We also see studies for “The Oath of the Horatii,” as David charts a course toward a masterpiece. Geometries shift, angles adjust, and color evolves. Sometimes David telescopes out to reset the scene, and we see a vision come into focus from frame to frame.
Other times, as in drawings for the tragic “Lictor Bringing Brutus the Bodies of his Sons,” he zooms in to spotlight individual figures. One such study, “Seated Woman Lamenting,” stopped me in my tracks, the subject’s sinewy exposed arms contrasting with a face shrouded in sorrow. Solo drawings for “Distribution of the Eagles” feel like bespoke character studies.
Seeing the drawing and final painting of “Paris and Helen” side by side illustrates not only the nuanced evolution of David’s process, but also the joy of seeing black and white explode into color. These drawings are not just rough drafts en route to clean painterly copy. They possess their own freestanding charisma, a reminder of the beauty of the unfinished.
The most well-known example of this stands sentinel to the viewer’s immediate right when she enters the exhibition. “The Oath of the Tennis Court” is a rendering of bodies straining toward a new civic compact, a crowd groping in the direction of a fresh mode of governance. There is no finished final painting, however. Fast-moving revolutionary politics left this particular vision behind, suspended in ink.
David’s drawings disclose just how thoroughly he leaned on the past to navigate his present. A set of sketches he made as a young painter in Italy served him in good stead his entire working life, and antiquity was never far from his mind — or brush. “Radical Draftsman” features a generous selection of classical figures.
David was a Jacobin for a chapter, but one who knew that the word “radical” comes from radix, or root. Uprooting requires a return to the soil. This painter who lent his vision to those who sought to undo history was deeply and hopelessly in love with it.
The revolution faltered and the emperor died a broken man.

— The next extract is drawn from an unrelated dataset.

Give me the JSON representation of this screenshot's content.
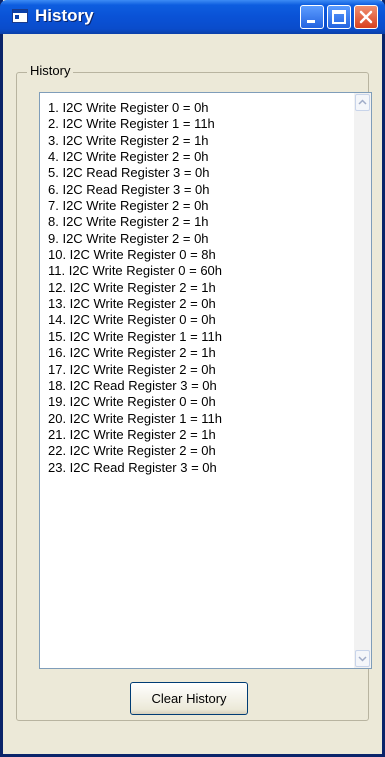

David’s drawings endure, lines arced at eternity’s vanishing point.
Image: 'The Oath of the Tennis Court,' Jacques-Louis David, sketch, 1791. © Château de Versailles, Dist. RMN / © Jean-Marc Manaï, via Wikimedia Commons